----- Data provided

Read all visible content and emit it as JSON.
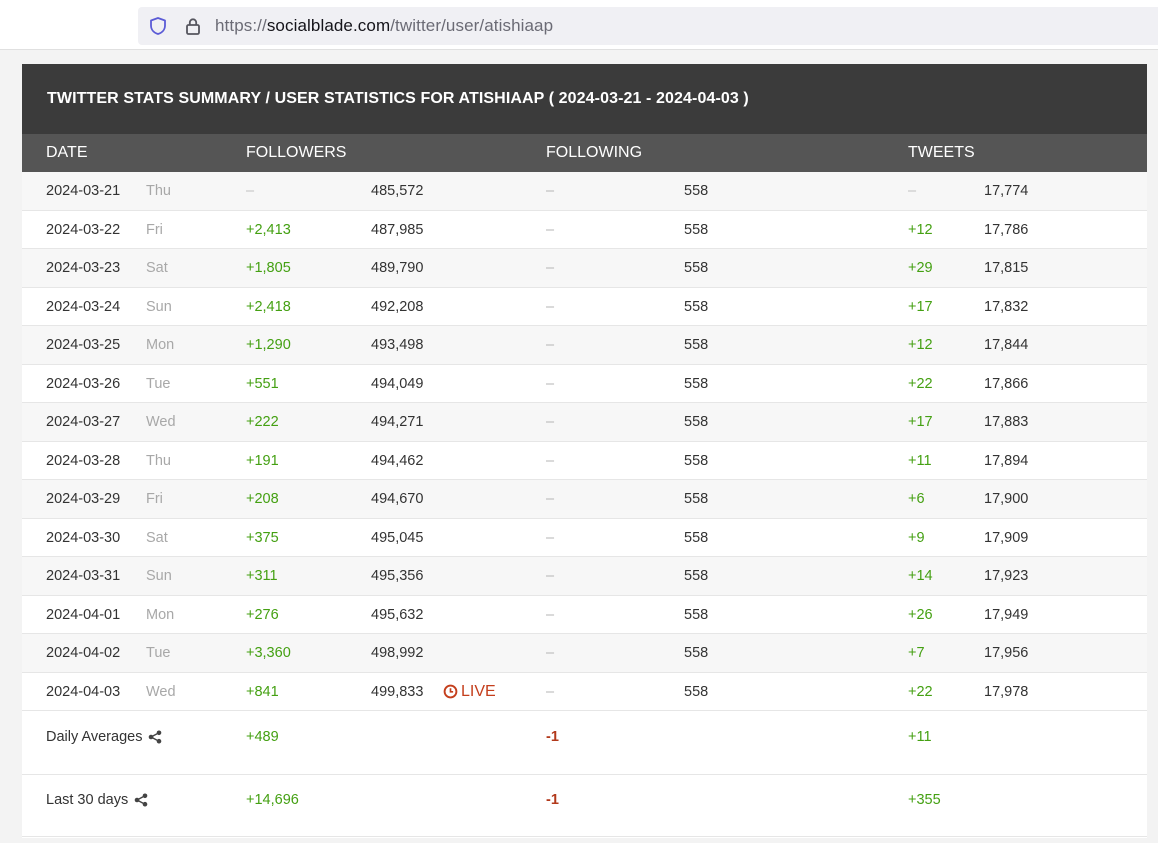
{
  "browser": {
    "url_prefix": "https://",
    "url_host": "socialblade.com",
    "url_path": "/twitter/user/atishiaap",
    "icons": [
      "shield-icon",
      "lock-icon"
    ]
  },
  "table": {
    "title": "TWITTER STATS SUMMARY / USER STATISTICS FOR ATISHIAAP ( 2024-03-21 - 2024-04-03 )",
    "headers": {
      "date": "DATE",
      "followers": "FOLLOWERS",
      "following": "FOLLOWING",
      "tweets": "TWEETS"
    },
    "rows": [
      {
        "date": "2024-03-21",
        "day": "Thu",
        "followers_delta": "–",
        "followers": "485,572",
        "following_delta": "–",
        "following": "558",
        "tweets_delta": "–",
        "tweets": "17,774"
      },
      {
        "date": "2024-03-22",
        "day": "Fri",
        "followers_delta": "+2,413",
        "followers": "487,985",
        "following_delta": "–",
        "following": "558",
        "tweets_delta": "+12",
        "tweets": "17,786"
      },
      {
        "date": "2024-03-23",
        "day": "Sat",
        "followers_delta": "+1,805",
        "followers": "489,790",
        "following_delta": "–",
        "following": "558",
        "tweets_delta": "+29",
        "tweets": "17,815"
      },
      {
        "date": "2024-03-24",
        "day": "Sun",
        "followers_delta": "+2,418",
        "followers": "492,208",
        "following_delta": "–",
        "following": "558",
        "tweets_delta": "+17",
        "tweets": "17,832"
      },
      {
        "date": "2024-03-25",
        "day": "Mon",
        "followers_delta": "+1,290",
        "followers": "493,498",
        "following_delta": "–",
        "following": "558",
        "tweets_delta": "+12",
        "tweets": "17,844"
      },
      {
        "date": "2024-03-26",
        "day": "Tue",
        "followers_delta": "+551",
        "followers": "494,049",
        "following_delta": "–",
        "following": "558",
        "tweets_delta": "+22",
        "tweets": "17,866"
      },
      {
        "date": "2024-03-27",
        "day": "Wed",
        "followers_delta": "+222",
        "followers": "494,271",
        "following_delta": "–",
        "following": "558",
        "tweets_delta": "+17",
        "tweets": "17,883"
      },
      {
        "date": "2024-03-28",
        "day": "Thu",
        "followers_delta": "+191",
        "followers": "494,462",
        "following_delta": "–",
        "following": "558",
        "tweets_delta": "+11",
        "tweets": "17,894"
      },
      {
        "date": "2024-03-29",
        "day": "Fri",
        "followers_delta": "+208",
        "followers": "494,670",
        "following_delta": "–",
        "following": "558",
        "tweets_delta": "+6",
        "tweets": "17,900"
      },
      {
        "date": "2024-03-30",
        "day": "Sat",
        "followers_delta": "+375",
        "followers": "495,045",
        "following_delta": "–",
        "following": "558",
        "tweets_delta": "+9",
        "tweets": "17,909"
      },
      {
        "date": "2024-03-31",
        "day": "Sun",
        "followers_delta": "+311",
        "followers": "495,356",
        "following_delta": "–",
        "following": "558",
        "tweets_delta": "+14",
        "tweets": "17,923"
      },
      {
        "date": "2024-04-01",
        "day": "Mon",
        "followers_delta": "+276",
        "followers": "495,632",
        "following_delta": "–",
        "following": "558",
        "tweets_delta": "+26",
        "tweets": "17,949"
      },
      {
        "date": "2024-04-02",
        "day": "Tue",
        "followers_delta": "+3,360",
        "followers": "498,992",
        "following_delta": "–",
        "following": "558",
        "tweets_delta": "+7",
        "tweets": "17,956"
      },
      {
        "date": "2024-04-03",
        "day": "Wed",
        "followers_delta": "+841",
        "followers": "499,833",
        "live": "LIVE",
        "following_delta": "–",
        "following": "558",
        "tweets_delta": "+22",
        "tweets": "17,978"
      }
    ],
    "summary": [
      {
        "label": "Daily Averages",
        "followers": "+489",
        "following": "-1",
        "tweets": "+11"
      },
      {
        "label": "Last 30 days",
        "followers": "+14,696",
        "following": "-1",
        "tweets": "+355"
      }
    ]
  },
  "colors": {
    "positive": "#44a012",
    "negative": "#b2391b",
    "live": "#c43e1c",
    "title_bg": "#3b3b3b",
    "header_bg": "#555555"
  }
}
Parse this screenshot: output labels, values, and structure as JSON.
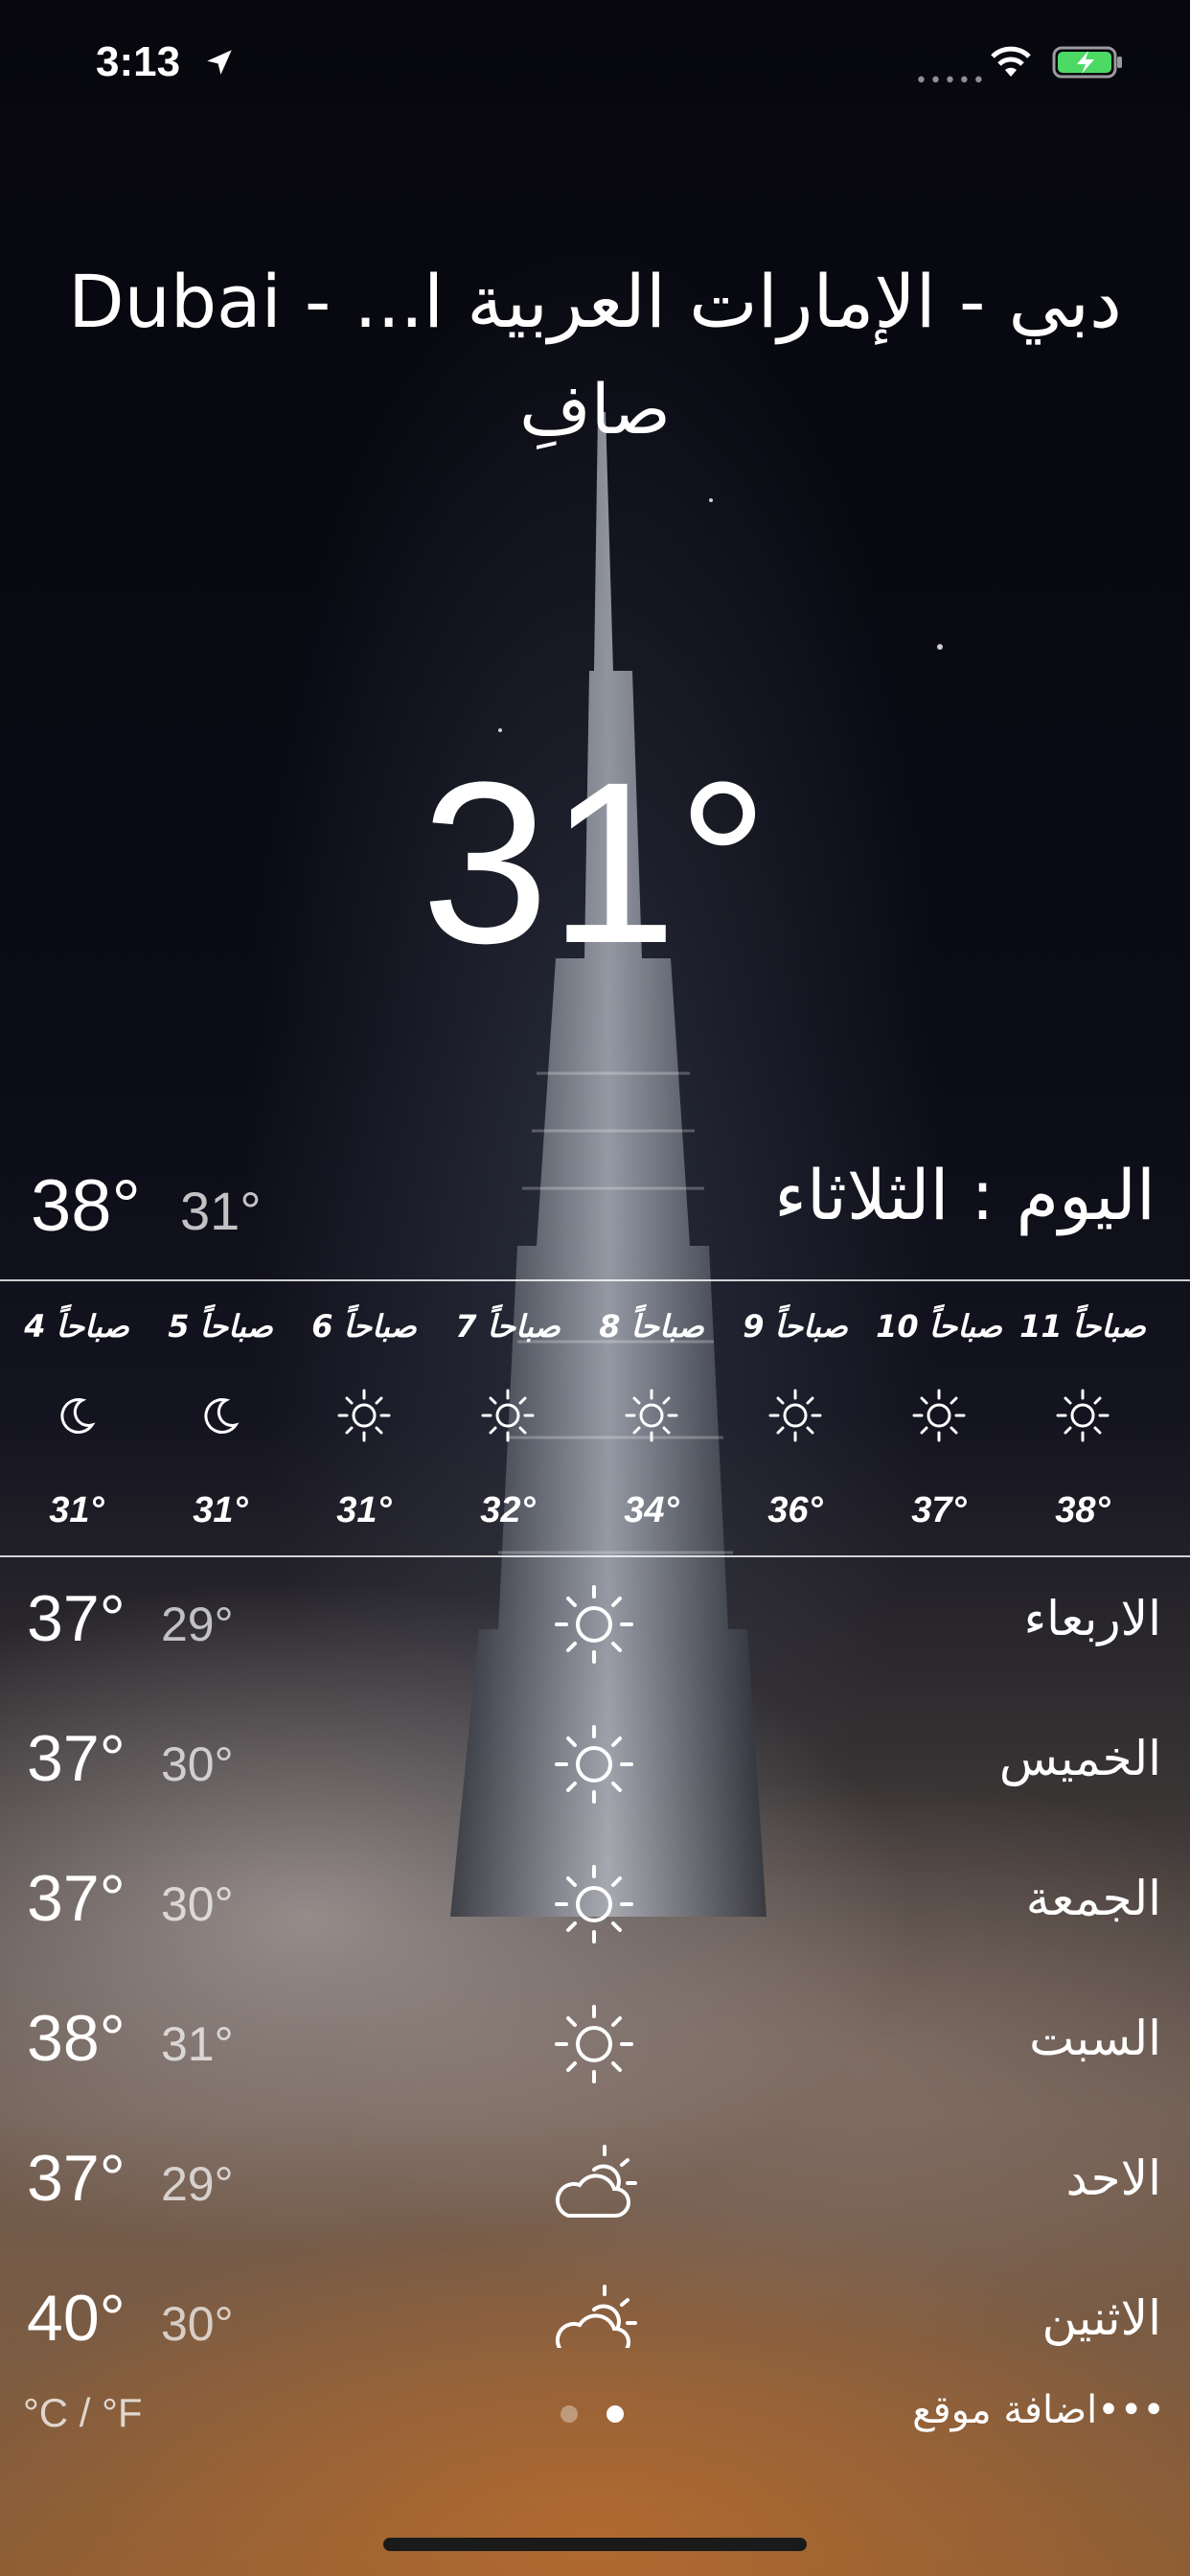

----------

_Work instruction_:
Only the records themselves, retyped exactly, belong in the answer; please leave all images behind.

_Problem solution_:
Read all visible content and emit it as JSON.
{
  "browser": {
    "url_prefix": "https://",
    "url_host": "socialblade.com",
    "url_path": "/twitter/user/atishiaap",
    "icons": [
      "shield-icon",
      "lock-icon"
    ]
  },
  "table": {
    "title": "TWITTER STATS SUMMARY / USER STATISTICS FOR ATISHIAAP ( 2024-03-21 - 2024-04-03 )",
    "headers": {
      "date": "DATE",
      "followers": "FOLLOWERS",
      "following": "FOLLOWING",
      "tweets": "TWEETS"
    },
    "rows": [
      {
        "date": "2024-03-21",
        "day": "Thu",
        "followers_delta": "–",
        "followers": "485,572",
        "following_delta": "–",
        "following": "558",
        "tweets_delta": "–",
        "tweets": "17,774"
      },
      {
        "date": "2024-03-22",
        "day": "Fri",
        "followers_delta": "+2,413",
        "followers": "487,985",
        "following_delta": "–",
        "following": "558",
        "tweets_delta": "+12",
        "tweets": "17,786"
      },
      {
        "date": "2024-03-23",
        "day": "Sat",
        "followers_delta": "+1,805",
        "followers": "489,790",
        "following_delta": "–",
        "following": "558",
        "tweets_delta": "+29",
        "tweets": "17,815"
      },
      {
        "date": "2024-03-24",
        "day": "Sun",
        "followers_delta": "+2,418",
        "followers": "492,208",
        "following_delta": "–",
        "following": "558",
        "tweets_delta": "+17",
        "tweets": "17,832"
      },
      {
        "date": "2024-03-25",
        "day": "Mon",
        "followers_delta": "+1,290",
        "followers": "493,498",
        "following_delta": "–",
        "following": "558",
        "tweets_delta": "+12",
        "tweets": "17,844"
      },
      {
        "date": "2024-03-26",
        "day": "Tue",
        "followers_delta": "+551",
        "followers": "494,049",
        "following_delta": "–",
        "following": "558",
        "tweets_delta": "+22",
        "tweets": "17,866"
      },
      {
        "date": "2024-03-27",
        "day": "Wed",
        "followers_delta": "+222",
        "followers": "494,271",
        "following_delta": "–",
        "following": "558",
        "tweets_delta": "+17",
        "tweets": "17,883"
      },
      {
        "date": "2024-03-28",
        "day": "Thu",
        "followers_delta": "+191",
        "followers": "494,462",
        "following_delta": "–",
        "following": "558",
        "tweets_delta": "+11",
        "tweets": "17,894"
      },
      {
        "date": "2024-03-29",
        "day": "Fri",
        "followers_delta": "+208",
        "followers": "494,670",
        "following_delta": "–",
        "following": "558",
        "tweets_delta": "+6",
        "tweets": "17,900"
      },
      {
        "date": "2024-03-30",
        "day": "Sat",
        "followers_delta": "+375",
        "followers": "495,045",
        "following_delta": "–",
        "following": "558",
        "tweets_delta": "+9",
        "tweets": "17,909"
      },
      {
        "date": "2024-03-31",
        "day": "Sun",
        "followers_delta": "+311",
        "followers": "495,356",
        "following_delta": "–",
        "following": "558",
        "tweets_delta": "+14",
        "tweets": "17,923"
      },
      {
        "date": "2024-04-01",
        "day": "Mon",
        "followers_delta": "+276",
        "followers": "495,632",
        "following_delta": "–",
        "following": "558",
        "tweets_delta": "+26",
        "tweets": "17,949"
      },
      {
        "date": "2024-04-02",
        "day": "Tue",
        "followers_delta": "+3,360",
        "followers": "498,992",
        "following_delta": "–",
        "following": "558",
        "tweets_delta": "+7",
        "tweets": "17,956"
      },
      {
        "date": "2024-04-03",
        "day": "Wed",
        "followers_delta": "+841",
        "followers": "499,833",
        "live": "LIVE",
        "following_delta": "–",
        "following": "558",
        "tweets_delta": "+22",
        "tweets": "17,978"
      }
    ],
    "summary": [
      {
        "label": "Daily Averages",
        "followers": "+489",
        "following": "-1",
        "tweets": "+11"
      },
      {
        "label": "Last 30 days",
        "followers": "+14,696",
        "following": "-1",
        "tweets": "+355"
      }
    ]
  },
  "colors": {
    "positive": "#44a012",
    "negative": "#b2391b",
    "live": "#c43e1c",
    "title_bg": "#3b3b3b",
    "header_bg": "#555555"
  }
}
Parse this screenshot: output labels, values, and structure as JSON.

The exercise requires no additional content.